Start of Dataset content

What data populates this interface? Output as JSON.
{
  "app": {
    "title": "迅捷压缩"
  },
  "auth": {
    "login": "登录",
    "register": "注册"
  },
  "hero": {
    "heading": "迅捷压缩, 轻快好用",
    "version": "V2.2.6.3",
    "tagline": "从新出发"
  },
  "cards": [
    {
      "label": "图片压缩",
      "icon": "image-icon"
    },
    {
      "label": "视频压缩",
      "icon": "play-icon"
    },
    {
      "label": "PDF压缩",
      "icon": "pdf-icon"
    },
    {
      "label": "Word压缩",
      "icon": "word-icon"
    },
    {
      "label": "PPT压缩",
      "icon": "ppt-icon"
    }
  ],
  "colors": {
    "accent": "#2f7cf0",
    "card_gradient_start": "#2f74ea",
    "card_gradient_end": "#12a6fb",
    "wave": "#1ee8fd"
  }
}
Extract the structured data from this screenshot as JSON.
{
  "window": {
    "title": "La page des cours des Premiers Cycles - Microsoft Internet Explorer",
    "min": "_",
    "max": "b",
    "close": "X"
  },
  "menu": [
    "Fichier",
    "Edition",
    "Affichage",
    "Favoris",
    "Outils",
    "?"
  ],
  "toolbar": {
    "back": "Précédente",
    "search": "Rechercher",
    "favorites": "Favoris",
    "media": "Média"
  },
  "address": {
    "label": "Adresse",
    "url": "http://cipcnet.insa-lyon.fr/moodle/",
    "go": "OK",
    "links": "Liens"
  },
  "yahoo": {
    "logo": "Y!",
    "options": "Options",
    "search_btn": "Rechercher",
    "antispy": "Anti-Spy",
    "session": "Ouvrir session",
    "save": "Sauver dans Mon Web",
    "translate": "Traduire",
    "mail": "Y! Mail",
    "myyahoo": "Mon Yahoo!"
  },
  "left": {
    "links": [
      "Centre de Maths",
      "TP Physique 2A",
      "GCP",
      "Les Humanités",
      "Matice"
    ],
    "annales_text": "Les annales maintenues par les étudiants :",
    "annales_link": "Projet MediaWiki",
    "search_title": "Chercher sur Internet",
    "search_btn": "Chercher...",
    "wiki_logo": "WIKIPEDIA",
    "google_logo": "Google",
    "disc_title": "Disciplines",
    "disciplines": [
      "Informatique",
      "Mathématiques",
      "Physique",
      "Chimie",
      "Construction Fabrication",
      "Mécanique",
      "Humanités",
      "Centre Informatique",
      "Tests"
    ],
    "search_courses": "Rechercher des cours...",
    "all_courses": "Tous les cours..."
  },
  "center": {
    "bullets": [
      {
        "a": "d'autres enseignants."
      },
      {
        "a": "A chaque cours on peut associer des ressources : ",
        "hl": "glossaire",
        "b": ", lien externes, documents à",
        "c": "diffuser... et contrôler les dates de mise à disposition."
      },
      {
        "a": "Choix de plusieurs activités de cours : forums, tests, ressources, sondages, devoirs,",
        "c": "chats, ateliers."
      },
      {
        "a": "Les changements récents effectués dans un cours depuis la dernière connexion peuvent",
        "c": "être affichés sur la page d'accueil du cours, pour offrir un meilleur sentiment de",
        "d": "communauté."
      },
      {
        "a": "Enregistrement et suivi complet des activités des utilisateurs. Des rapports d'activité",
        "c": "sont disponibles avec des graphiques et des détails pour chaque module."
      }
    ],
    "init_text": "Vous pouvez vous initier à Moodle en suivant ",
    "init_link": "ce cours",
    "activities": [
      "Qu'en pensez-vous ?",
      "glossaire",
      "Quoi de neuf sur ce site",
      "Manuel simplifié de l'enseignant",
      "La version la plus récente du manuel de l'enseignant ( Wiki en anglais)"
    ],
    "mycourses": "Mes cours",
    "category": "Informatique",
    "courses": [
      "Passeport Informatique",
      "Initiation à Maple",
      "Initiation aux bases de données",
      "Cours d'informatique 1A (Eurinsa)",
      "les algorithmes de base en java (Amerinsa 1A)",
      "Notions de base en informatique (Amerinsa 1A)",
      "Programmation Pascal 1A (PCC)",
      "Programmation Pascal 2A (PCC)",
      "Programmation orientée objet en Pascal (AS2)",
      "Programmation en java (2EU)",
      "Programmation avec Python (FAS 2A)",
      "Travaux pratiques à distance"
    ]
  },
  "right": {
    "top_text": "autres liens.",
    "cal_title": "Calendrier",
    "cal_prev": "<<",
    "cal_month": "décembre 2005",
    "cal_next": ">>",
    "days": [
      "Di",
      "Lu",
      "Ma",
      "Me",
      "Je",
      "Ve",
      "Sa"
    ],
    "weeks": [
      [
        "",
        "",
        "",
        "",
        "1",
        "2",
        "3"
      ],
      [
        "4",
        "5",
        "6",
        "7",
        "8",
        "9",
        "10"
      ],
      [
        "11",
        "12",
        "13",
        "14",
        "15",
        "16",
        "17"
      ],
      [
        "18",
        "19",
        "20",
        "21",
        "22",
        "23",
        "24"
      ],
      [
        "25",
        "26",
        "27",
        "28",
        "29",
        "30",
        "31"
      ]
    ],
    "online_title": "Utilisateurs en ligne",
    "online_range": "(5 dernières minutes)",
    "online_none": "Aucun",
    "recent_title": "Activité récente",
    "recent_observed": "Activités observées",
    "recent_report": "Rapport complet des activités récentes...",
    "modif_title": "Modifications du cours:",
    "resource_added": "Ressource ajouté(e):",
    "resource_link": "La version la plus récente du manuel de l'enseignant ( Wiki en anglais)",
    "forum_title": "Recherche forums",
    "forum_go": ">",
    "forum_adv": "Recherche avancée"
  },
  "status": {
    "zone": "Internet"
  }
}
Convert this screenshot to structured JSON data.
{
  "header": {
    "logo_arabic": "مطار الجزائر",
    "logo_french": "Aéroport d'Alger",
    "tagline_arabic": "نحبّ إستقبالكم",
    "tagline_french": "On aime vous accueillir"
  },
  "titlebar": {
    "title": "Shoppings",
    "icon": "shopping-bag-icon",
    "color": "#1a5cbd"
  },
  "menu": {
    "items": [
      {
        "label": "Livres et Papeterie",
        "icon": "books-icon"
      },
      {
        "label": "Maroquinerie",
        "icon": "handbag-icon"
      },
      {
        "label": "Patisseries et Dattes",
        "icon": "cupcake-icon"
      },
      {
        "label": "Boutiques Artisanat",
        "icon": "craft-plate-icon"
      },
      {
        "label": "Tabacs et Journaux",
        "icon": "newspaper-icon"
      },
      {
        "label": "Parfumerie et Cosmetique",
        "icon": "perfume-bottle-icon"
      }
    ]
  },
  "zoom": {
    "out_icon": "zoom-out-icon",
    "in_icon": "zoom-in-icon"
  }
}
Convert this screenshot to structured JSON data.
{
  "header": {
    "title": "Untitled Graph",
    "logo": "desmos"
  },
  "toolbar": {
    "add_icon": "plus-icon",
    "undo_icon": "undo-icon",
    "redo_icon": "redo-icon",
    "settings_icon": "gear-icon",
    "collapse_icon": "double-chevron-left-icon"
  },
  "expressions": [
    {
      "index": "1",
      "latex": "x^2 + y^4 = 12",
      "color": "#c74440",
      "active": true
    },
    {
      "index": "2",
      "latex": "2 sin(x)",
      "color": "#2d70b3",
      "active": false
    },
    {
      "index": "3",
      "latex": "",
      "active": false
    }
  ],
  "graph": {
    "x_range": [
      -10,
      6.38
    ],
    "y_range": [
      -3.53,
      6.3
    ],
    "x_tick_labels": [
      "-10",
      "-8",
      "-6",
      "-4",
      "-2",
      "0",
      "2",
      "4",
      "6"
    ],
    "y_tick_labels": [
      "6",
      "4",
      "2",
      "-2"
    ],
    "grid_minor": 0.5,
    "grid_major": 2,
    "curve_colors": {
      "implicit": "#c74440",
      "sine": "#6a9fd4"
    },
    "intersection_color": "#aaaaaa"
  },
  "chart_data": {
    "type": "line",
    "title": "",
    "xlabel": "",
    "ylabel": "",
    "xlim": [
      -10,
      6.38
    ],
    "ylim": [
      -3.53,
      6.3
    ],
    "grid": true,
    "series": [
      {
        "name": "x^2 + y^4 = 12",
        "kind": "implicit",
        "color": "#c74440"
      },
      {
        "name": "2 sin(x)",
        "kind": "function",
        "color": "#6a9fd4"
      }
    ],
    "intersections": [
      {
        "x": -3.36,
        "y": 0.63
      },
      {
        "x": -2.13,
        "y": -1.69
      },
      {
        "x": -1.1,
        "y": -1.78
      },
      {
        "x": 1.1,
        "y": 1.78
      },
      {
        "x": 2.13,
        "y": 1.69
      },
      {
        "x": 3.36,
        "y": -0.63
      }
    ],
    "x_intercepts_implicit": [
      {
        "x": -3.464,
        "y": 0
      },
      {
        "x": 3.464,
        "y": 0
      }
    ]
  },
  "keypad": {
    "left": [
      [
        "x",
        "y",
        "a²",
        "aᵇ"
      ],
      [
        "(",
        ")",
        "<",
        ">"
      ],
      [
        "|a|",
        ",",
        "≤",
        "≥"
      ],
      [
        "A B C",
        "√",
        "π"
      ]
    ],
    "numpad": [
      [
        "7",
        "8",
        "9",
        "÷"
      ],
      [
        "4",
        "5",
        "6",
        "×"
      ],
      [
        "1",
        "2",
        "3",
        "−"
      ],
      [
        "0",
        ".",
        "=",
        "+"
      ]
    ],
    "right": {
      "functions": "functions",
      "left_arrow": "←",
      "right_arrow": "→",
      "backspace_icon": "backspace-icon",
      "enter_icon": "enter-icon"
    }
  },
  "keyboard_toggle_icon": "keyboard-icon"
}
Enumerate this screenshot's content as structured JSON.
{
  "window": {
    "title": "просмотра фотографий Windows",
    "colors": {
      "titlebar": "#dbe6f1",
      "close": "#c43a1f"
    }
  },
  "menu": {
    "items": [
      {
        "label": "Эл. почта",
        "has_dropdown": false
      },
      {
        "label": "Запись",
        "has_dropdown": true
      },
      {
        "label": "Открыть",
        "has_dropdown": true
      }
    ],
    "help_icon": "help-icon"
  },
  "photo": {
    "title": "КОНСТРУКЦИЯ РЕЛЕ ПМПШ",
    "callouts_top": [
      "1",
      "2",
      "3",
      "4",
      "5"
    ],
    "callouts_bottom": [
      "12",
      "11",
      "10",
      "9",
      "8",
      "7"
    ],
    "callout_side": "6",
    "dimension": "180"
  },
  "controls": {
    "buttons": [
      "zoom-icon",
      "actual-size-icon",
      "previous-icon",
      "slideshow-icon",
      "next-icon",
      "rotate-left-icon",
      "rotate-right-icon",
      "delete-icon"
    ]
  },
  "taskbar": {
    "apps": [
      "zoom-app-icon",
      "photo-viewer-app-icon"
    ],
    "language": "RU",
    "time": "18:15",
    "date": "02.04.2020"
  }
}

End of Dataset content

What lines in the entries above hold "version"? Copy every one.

● **Response below**:
    "version": "V2.2.6.3",
      "La version la plus récente du manuel de l'enseignant ( Wiki en anglais)"
    "resource_link": "La version la plus récente du manuel de l'enseignant ( Wiki en anglais)",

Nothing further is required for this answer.